I helped cover the New Hampshire primary for Decision Desk HQ. While I was in somewhat serene Seabrook, other voting locations had lines of cars waiting to park so people could then get in line to vote, at 8 pm, which is the poll closing time. The New Hampshire secretary of state and even a judge got involved to ensure that everyone who wanted to vote, got to vote.
This election has been so hyped that I can imagine a record turnout. With 35 states offering early voting, the numbers so far indicate a giant jump in votes cast. In Georgia alone, more than 583,000 have voted–up 40 percent from this point in 2012. The Miami Herald reported that on Monday, the first day of early voting in Florida, some voters waited up to a half hour to cast their ballot.
In every primary state, the Republican primary attracted record numbers of voters, both for and against Trump. So what will Trump, who has been claiming the election is rigged and encouraging his “army” to go out and observe, do on election day to support his claims?
At least one group, StopTheSteal, led by Trump excrement-processor Roger Stone, says it plans to conduct exit polling to determine if results are accurate. With electronic voting, there’s not generally a paper trail–like with Florida’s disputed results in 2000–to follow back to a voter’s intention. All election officials have is what is tabulated in the memory of the voting machines, and the voter records of those who cast ballots. If a voter indicated they voted for Trump but the machine recorded a vote for Clinton, how can anyone know for sure?
This uncertainty could come into play.
Erick went into painful detail on exactly what it would take to rig the election, and how difficult that would be, even with vulnerable, old electronic voting gear. In 5 of 7 key swing states, Republicans control the secretary of state’s office, which means they control the programming of the voting machines. Trump would have to allege that Republicans are rigging the election for Democrats.
Of course, Trump has no problem at all making absurd claims like this.

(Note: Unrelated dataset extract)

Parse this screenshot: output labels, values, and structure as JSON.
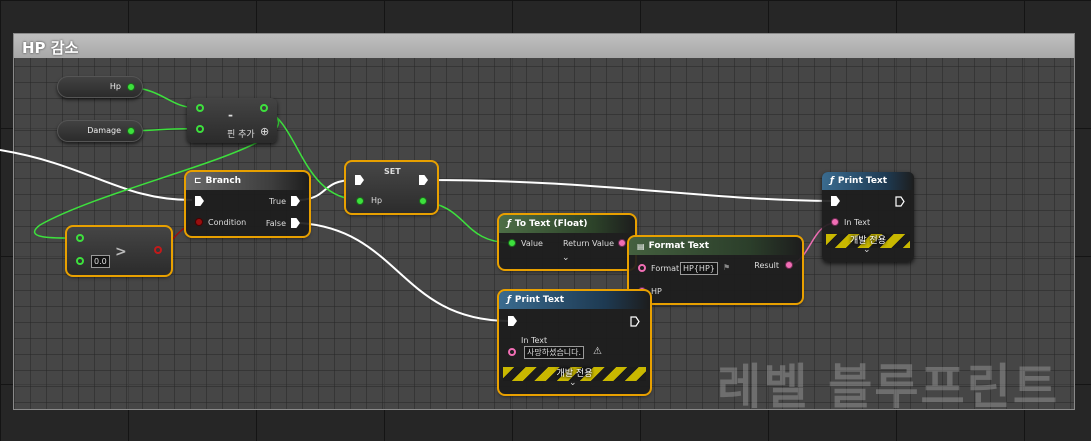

He may have unlikely allies supporting his claims, however. As Roll Call reported, this is the first presidential election since 1964 without the full protections of the Voting Rights Act. The Department of Justice will no longer be monitoring many of the southern states with the same rigor since the Supreme Court struck down portions of the law in 2013 (Shelby County v. Holder).
With that decision, jurisdictions with a history of voting discrimination no longer required approval from the federal government to change the way they hold elections. This allowed states to introduce new laws such as tougher voter ID requirements. More than a dozen states changed their voting rules in the wake of the ruling.
The ruling also changed the formula that the Justice Department uses to allocate observers and monitors to election polling sites.
With less official observers, look for civil rights groups to be on guard for what they consider to be “voter suppression.”
“All of those factors are coming together to make the most problematic election in 50 years” in terms of voter suppression or intimidation, said Wade Henderson, president of The Leadership Conference on Civil and Human Rights. “We have literally a perfect storm of chaos.”
In the midst of this, Trump is encouraging his supporters to go out and look for signs of rigging. The set piece is moving into unknown territory, because their presence may create enough havoc in certain precincts to trigger the same groups who likely support Hillary Clinton to lend credence to Trump’s claims.
In North Carolina, someone showed up to early voting with a badge saying “poll observer” and was photographing and videotaping cars coming and going and “generally, being a very intimidating factor there,” said Anita Earls of the Southern Coalition for Social Justice in Durham. The situation was stopped with a call to local officials.
Multiply that by 100, or 500, or 1,000. Massive turnout, long lines, a lack of trained official observers, electronic machines with some possible ties to Soros, and a bunch of unofficial observers with no credentials whatsoever. It’s a recipe for chaos and mayhem.
Given what happened at the Republican National Convention (talk about intimidation!), I would not put it past Trump to generate the most chaos possible, then use that, plus the inevitable claims from voting rights groups to make this election into a three ring circus.
That could explain his unfathomable response in the last debate of keeping us “in suspense” on his rigged election claims.
Or maybe it’s all going to be about nothing at all, and by 9:01 pm, we’ll know the seemingly inevitable result. Maybe Trump will appear by 10pm and concede, offering sincere congratulations to the woman he praised as a senator from New York. (Doing so at that hour, while polls on the west coast are still open, would be considered a major breach of party protocol, that only Jimmy Carter had the temerity to go through with.)
But I wouldn’t count on it.